The easiest way to explain why the Twins have only a 22.2 percent chance of being in the postseason -- even though they are only a half-game behind right now -- is the number of teams currently crowded around the second Wild Card spot in the American League. There are four teams within two games of the spot, with the Angels currently in the lead, and four more within 3 1/2 games.

So one hot week, like the Twins just had, can boost a team significantly -- or it can mean very little if other teams keep winning. The Twins made up ground because while they went 8-2 (and the Angels went 7-3) in their last 10 games, they picked up from two to six games on the other six games in the cluster. And while 22.2 percent may sound skinny, it's a better chance than all of the other hopefuls except for the Angels (32.4) and Royals (26.9). Baltimore, for example, trails the Twins by only 1 1/2 games but its chances right now are only 7.8 percent.

In the National League, things are much clearer because the top two Wild Card teams -- Arizona and Colorado -- have pulled clear of their pursuers.

So what do the Twins have to do to overcome the odds? Here are three things to ponder:

*The pitching staff needs to improve. Can general manager Thad Levine work the waiver trade deadline between now and the end of the month well enough to add another starting pitcher and an arm or two that would reinforce the bullpen? The Twins have overcome pitching adversity in their recent hot streak in a way that can't be sustained for the final 6 1/2 weeks of the season. No way.

*Can Miguel Sano return to pre-All Star Game form? In the 24 games since Miami, he's batting .250/.309/.430, compared with .276/.368/.538 when Sano was one of the forces carrying the Twins through the first half of the season. Even when the Twins have played well recently, Sano has struggled at bat.

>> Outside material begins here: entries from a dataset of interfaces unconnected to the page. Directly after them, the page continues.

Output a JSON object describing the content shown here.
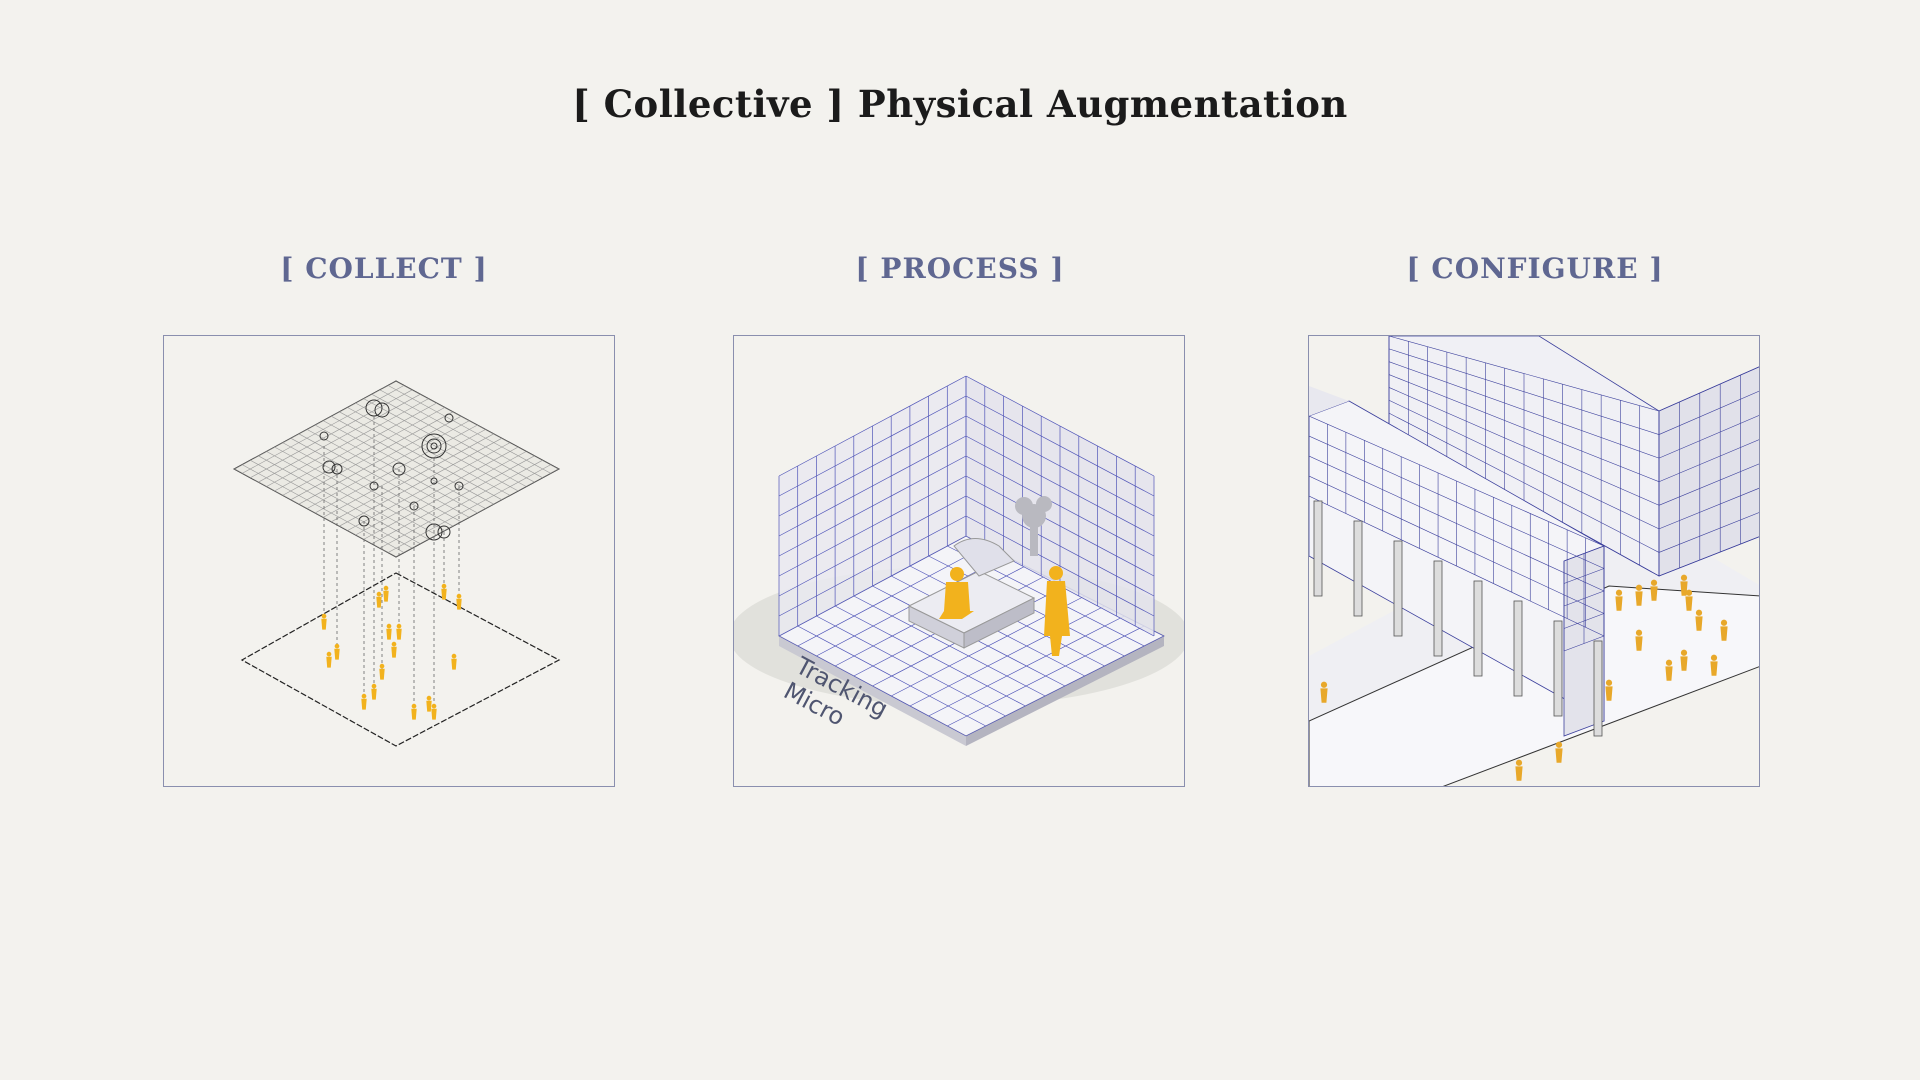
{
  "title": "[ Collective ] Physical Augmentation",
  "sections": [
    {
      "heading": "[ COLLECT ]"
    },
    {
      "heading": "[ PROCESS ]",
      "floor_label_line1": "Tracking",
      "floor_label_line2": "Micro"
    },
    {
      "heading": "[ CONFIGURE ]"
    }
  ],
  "colors": {
    "background": "#f3f2ee",
    "heading": "#5f6791",
    "grid": "#4a4fb0",
    "figure": "#f2b21d"
  }
}
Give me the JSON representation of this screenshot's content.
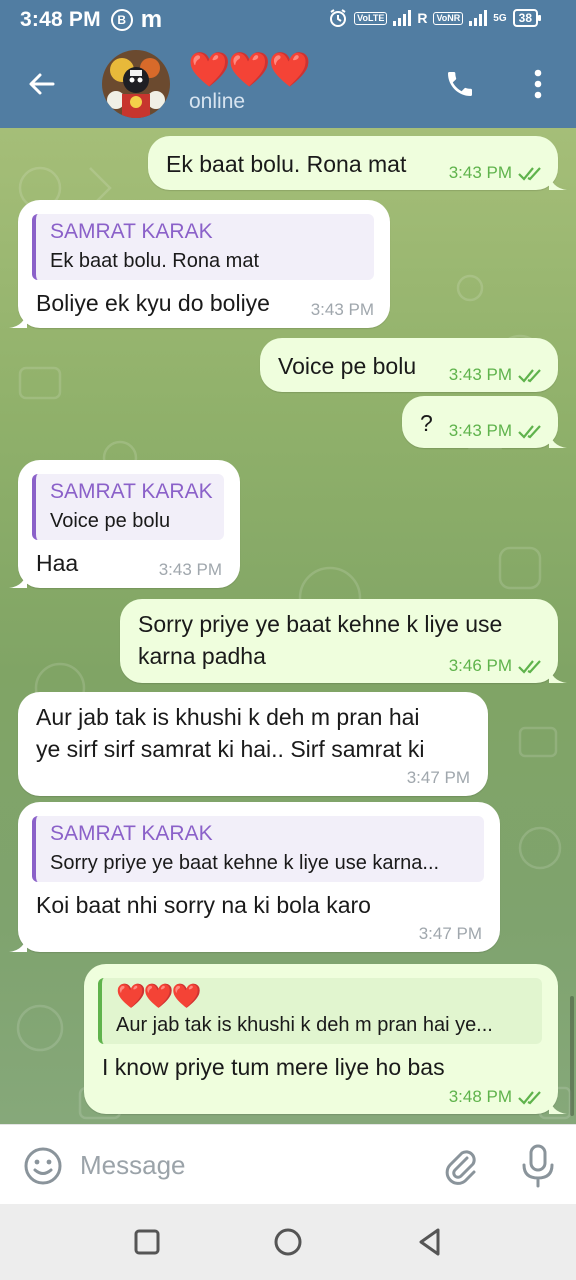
{
  "status_bar": {
    "time": "3:48 PM",
    "icon_b": "B",
    "icon_m": "m",
    "volte": "VoLTE",
    "roaming": "R",
    "vonr": "VoNR",
    "network": "5G",
    "battery": "38"
  },
  "header": {
    "name": "❤️❤️❤️",
    "status": "online"
  },
  "messages": [
    {
      "id": "m1",
      "text": "Ek baat bolu.  Rona mat",
      "time": "3:43 PM"
    },
    {
      "id": "m2",
      "reply_name": "SAMRAT KARAK",
      "reply_text": "Ek baat bolu.  Rona mat",
      "text": "Boliye ek kyu do boliye",
      "time": "3:43 PM"
    },
    {
      "id": "m3",
      "text": "Voice pe bolu",
      "time": "3:43 PM"
    },
    {
      "id": "m4",
      "text": "?",
      "time": "3:43 PM"
    },
    {
      "id": "m5",
      "reply_name": "SAMRAT KARAK",
      "reply_text": "Voice pe bolu",
      "text": "Haa",
      "time": "3:43 PM"
    },
    {
      "id": "m6",
      "line1": "Sorry priye ye baat kehne k liye use",
      "line2": "karna padha",
      "time": "3:46 PM"
    },
    {
      "id": "m7",
      "line1": "Aur jab tak is khushi k deh m pran hai",
      "line2": "ye sirf sirf samrat ki hai.. Sirf samrat ki",
      "time": "3:47 PM"
    },
    {
      "id": "m8",
      "reply_name": "SAMRAT KARAK",
      "reply_text": "Sorry priye ye baat kehne k liye use karna...",
      "text": "Koi baat nhi sorry na ki bola karo",
      "time": "3:47 PM"
    },
    {
      "id": "m9",
      "reply_name": "❤️❤️❤️",
      "reply_text": "Aur jab tak is khushi k deh m pran hai ye...",
      "text": "I know priye tum mere liye ho bas",
      "time": "3:48 PM"
    }
  ],
  "composer": {
    "placeholder": "Message"
  },
  "colors": {
    "header": "#517da2",
    "outgoing_bubble": "#effedd",
    "incoming_bubble": "#ffffff",
    "reply_name": "#8b61c9",
    "read_ticks": "#5fb34c"
  }
}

*Will the defense play up to the high standard it has set for most of the season? The awful inning on Sunday in Detroit -- an error, three passed balls, a wild pitch and a hit batter that somehow only resulted in two runs scoring against them -- was especially jarring because it looked like it was out of the 2016 playbook. (One other thing: Don't take Byron Buxton's defense for granted, even if his hitting doesn't stay at current levels -- .326/.388/.442 in 14 games since the All-Star break. He provides value in the field even when his batting touch doesn't,)

Keep in mind that we're setting some higher standards here that we would have anticipated before the season started, when it wasn't anticipated that the Twins would be playing meaningful games this late into the season. Also keep in mind that it's perfectly fine to lament when things go wrong because Twins are proving themselves worthy enough of being taken seriously. High expectations are good.

It may be only a 1 in 5 chance. But back on the first day of the season, when hopes were low, that chance was a whole lot skinnier.

Older Post

'Bob McDonald Court' dedicated to Chisholm coaching legend